The evolution of metalcore continues for Parkway Drive on their sixth album.
After the switch up to their style on previous album Ire, the band have continued the evolution they began there with Reverence. Opener ‘Wishing Wells’ has acoustic guitars, crow calls and vocalist Winston McCall speaking through gritted teeth, and just as it feels overblown it changes gear and goes for straight for the throat.
The energy and formula carries on into the next two tracks, ‘Prey’ and ‘Absolute Power’. More gritted-teeth vocals from McCall, with gang shouts filling out the tracks rather than the usual breakdowns, guitarists Jeff Ling and Luke Kilpatrick laying down some very good melodic metal like it was 1986. That may sound out of place but it fits seamlessly into the direction the band is attempting.
Things begin to get a little shakier from here though as they begin to mix old and new Parkway to ill effect here and there. When the formula works it works well – they have taken their sound and cleaned it for the massive festival stages they have been frequenting in Europe since before the success of Ire. Songs like the synth and string heavy ‘Cemetery Bloom’ or ‘Shadow Boxing’ feel out of place for Parkway Drive. Even ‘The Void’ with its more modern synth driven chorus carries more musical weight, even if the solo sounds like something from a Five Finger Death Punch leftover.

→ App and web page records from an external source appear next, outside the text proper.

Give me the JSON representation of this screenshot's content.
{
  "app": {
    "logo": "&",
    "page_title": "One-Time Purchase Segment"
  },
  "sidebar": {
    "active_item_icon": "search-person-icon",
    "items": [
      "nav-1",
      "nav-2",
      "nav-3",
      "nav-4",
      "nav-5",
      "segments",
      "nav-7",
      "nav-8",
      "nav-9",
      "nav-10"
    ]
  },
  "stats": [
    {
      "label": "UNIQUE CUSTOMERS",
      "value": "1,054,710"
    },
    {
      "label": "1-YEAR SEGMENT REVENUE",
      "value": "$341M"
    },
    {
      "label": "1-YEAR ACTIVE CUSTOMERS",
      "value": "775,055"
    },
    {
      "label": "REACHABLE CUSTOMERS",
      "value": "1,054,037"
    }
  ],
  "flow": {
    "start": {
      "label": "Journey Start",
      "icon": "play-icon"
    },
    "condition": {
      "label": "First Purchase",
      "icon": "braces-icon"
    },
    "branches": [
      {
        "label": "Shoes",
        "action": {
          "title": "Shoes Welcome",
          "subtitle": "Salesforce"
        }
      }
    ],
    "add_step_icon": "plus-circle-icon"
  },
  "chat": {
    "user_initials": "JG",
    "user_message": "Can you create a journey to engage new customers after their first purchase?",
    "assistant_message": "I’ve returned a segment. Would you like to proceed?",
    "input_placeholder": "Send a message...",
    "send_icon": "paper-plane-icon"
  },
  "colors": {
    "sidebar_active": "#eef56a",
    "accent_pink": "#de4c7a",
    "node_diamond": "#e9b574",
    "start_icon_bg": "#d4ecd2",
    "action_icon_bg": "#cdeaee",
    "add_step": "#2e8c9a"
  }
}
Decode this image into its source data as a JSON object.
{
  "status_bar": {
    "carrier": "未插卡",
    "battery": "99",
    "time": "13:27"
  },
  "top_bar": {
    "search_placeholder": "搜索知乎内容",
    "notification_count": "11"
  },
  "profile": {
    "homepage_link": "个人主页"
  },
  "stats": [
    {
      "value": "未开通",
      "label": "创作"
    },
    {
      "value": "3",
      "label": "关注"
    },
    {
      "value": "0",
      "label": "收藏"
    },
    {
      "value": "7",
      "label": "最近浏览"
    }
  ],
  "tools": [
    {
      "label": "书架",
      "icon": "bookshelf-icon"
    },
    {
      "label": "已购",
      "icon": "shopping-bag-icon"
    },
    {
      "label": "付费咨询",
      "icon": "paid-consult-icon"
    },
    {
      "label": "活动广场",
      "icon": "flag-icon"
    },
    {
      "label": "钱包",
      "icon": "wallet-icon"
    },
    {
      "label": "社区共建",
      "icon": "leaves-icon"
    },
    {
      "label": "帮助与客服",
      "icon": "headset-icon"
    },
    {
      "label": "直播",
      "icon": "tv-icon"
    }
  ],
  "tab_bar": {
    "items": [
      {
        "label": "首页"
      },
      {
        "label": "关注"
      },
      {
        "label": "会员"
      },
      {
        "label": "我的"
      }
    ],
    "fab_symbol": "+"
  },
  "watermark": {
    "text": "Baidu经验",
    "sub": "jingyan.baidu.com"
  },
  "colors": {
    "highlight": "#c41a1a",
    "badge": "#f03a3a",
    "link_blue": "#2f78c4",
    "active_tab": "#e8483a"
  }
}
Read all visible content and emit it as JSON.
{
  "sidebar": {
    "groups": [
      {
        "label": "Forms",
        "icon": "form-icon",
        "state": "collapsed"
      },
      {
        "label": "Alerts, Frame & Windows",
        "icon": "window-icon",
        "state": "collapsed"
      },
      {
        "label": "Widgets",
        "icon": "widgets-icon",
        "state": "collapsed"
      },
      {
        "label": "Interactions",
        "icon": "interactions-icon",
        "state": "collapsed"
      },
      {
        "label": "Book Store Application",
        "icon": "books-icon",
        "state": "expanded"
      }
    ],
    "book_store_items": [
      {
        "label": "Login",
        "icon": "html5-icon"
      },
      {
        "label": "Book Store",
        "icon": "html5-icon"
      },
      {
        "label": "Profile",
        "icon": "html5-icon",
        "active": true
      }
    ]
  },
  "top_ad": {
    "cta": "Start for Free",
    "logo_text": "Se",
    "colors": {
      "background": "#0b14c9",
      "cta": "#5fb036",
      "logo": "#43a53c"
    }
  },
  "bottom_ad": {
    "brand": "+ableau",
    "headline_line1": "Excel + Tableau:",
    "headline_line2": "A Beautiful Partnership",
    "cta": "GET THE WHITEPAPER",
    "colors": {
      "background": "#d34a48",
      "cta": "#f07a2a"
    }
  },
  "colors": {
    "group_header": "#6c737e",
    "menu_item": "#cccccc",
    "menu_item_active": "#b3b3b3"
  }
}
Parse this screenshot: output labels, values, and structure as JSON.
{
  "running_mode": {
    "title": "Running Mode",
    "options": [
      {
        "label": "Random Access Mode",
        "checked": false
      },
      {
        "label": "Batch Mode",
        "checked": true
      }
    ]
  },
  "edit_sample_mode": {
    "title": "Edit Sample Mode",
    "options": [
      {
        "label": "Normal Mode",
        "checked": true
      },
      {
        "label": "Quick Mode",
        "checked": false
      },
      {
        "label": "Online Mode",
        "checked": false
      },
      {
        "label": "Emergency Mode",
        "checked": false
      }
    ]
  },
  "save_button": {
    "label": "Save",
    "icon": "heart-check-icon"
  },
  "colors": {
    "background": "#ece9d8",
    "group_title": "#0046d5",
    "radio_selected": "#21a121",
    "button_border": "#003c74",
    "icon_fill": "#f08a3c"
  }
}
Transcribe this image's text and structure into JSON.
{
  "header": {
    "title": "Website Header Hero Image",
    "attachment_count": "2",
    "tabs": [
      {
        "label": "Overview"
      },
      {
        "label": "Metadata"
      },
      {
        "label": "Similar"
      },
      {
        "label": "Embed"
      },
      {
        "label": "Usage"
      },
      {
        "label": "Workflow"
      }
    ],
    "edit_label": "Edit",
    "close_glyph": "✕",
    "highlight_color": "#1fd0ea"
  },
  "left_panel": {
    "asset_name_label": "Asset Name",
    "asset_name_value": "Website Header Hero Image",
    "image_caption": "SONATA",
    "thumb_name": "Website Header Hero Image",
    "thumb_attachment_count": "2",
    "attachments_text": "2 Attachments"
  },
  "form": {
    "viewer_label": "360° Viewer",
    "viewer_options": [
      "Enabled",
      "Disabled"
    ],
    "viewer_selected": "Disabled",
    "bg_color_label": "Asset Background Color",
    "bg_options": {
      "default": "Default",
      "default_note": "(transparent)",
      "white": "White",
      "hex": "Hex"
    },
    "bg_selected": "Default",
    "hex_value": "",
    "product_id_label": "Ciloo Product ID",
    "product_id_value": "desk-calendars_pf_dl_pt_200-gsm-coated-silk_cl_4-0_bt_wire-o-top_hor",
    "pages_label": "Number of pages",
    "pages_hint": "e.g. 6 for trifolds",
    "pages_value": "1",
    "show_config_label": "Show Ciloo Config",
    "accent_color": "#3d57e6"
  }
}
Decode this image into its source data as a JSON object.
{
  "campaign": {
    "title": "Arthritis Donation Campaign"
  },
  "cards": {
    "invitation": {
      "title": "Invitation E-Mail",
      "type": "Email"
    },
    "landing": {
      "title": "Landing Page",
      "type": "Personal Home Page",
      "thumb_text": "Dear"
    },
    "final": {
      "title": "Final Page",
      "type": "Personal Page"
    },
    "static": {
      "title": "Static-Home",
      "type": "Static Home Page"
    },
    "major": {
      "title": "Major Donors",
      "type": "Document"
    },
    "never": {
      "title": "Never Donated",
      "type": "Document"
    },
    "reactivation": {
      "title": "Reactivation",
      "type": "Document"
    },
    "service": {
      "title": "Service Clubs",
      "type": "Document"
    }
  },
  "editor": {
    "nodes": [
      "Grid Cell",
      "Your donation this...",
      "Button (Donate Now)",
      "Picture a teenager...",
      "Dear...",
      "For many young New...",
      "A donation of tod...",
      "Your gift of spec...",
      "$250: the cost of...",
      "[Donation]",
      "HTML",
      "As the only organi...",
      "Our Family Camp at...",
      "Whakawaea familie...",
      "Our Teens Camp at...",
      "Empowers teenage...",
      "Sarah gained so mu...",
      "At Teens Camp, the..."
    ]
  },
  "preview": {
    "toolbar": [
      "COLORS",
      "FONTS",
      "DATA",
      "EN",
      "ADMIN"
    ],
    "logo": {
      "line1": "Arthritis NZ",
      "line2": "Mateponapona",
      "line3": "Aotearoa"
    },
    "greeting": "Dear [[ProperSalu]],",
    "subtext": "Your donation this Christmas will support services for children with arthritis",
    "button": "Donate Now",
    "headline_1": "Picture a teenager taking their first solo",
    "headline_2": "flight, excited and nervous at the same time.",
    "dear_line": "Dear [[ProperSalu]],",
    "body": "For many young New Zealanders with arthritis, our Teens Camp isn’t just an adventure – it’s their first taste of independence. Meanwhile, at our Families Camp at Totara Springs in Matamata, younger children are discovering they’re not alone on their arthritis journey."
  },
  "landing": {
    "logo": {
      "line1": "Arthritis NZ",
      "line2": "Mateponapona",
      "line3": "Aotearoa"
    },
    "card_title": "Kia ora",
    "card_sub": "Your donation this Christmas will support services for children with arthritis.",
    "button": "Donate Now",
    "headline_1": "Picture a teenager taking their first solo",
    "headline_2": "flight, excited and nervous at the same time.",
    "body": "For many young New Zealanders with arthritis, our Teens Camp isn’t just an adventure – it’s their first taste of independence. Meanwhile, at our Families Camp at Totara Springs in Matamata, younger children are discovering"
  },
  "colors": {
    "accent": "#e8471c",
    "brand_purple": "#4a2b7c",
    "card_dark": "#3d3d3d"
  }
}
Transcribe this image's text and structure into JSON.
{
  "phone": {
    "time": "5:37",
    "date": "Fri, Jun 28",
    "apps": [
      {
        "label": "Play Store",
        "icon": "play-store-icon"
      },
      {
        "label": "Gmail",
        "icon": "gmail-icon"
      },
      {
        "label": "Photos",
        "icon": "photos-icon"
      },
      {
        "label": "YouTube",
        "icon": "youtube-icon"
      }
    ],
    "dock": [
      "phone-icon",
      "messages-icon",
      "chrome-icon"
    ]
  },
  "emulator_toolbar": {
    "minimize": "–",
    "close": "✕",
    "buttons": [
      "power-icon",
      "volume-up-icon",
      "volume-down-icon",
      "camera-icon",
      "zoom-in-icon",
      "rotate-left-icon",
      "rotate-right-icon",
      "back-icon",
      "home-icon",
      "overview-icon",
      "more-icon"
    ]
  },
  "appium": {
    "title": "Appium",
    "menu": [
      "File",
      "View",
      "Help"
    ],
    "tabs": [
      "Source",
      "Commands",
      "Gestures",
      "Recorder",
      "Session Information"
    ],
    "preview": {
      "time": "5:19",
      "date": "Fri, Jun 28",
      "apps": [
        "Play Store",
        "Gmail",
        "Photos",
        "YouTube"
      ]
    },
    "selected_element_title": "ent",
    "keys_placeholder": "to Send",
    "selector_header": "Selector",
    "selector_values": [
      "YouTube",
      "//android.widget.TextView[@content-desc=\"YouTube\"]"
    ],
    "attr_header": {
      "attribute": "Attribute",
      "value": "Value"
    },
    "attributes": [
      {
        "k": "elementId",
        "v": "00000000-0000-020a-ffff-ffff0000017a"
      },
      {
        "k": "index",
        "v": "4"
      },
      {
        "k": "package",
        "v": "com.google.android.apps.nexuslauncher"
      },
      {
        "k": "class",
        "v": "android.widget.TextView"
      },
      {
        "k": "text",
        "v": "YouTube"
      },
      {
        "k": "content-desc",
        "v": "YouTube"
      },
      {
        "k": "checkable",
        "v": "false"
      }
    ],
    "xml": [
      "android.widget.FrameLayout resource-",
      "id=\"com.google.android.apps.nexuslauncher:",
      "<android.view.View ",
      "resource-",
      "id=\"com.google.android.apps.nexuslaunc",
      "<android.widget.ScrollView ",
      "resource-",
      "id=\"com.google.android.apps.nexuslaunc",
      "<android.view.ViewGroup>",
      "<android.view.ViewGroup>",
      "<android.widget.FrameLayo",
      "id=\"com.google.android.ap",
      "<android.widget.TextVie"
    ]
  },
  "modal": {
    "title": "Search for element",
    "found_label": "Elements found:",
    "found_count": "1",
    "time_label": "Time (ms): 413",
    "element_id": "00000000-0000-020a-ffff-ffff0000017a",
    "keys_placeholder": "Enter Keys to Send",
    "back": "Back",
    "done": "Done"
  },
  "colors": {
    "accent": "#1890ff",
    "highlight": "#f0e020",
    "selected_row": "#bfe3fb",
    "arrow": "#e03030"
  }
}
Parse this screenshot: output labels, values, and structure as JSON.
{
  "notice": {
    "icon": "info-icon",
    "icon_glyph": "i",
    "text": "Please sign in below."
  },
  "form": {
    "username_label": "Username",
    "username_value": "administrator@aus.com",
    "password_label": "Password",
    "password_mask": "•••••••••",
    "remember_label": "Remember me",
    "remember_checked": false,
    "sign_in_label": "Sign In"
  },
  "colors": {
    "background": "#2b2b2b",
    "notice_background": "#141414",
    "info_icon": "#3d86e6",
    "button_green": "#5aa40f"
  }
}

‘Shadow Boxing’ is probably the best example of how far they have to coax fans out of the musical comfort zone. I had to check more than once that there wasn’t a guest vocalist doing the clean vocals as the tone and annunciation changes sounded like McCall at one time and at others like someone completely different.
With all that said, the vocalist is the standout performer on Reverence. For all its melodic twists and turns and attempts at variant styles, McCall’s always keep up. The addition of more of the ‘rapping’ and spoken word parts show he may be the catalyst for so much of the change Parkway are pushing into.
In spite of the mid-album lull, it ends as well as it began with ‘Chronos’ steering back towards more familiar territory and ‘The Colour Of Leaving’ rounding the album out with the weight of a broken heart. Bringing the concepts of time, death and mourning to a close with another great spoken word part and the background crow call, the opening and closing of the album meet. Just like the concepts contained within. Pretty heavy huh?
Those who didn’t enjoy Machine Head trying to play several eras of their career all at once on their Catharsis release earlier this year may struggle with this album as well. Those who like to see a band tinkering and experimenting within their signature style should warm to this release.
- Wishing Wells
- Absolute Power
- Cemetery Bloom
- The Void
- I Hope You Rot
- Shadow Boxing
- In Blood
- The Colour Of Leaving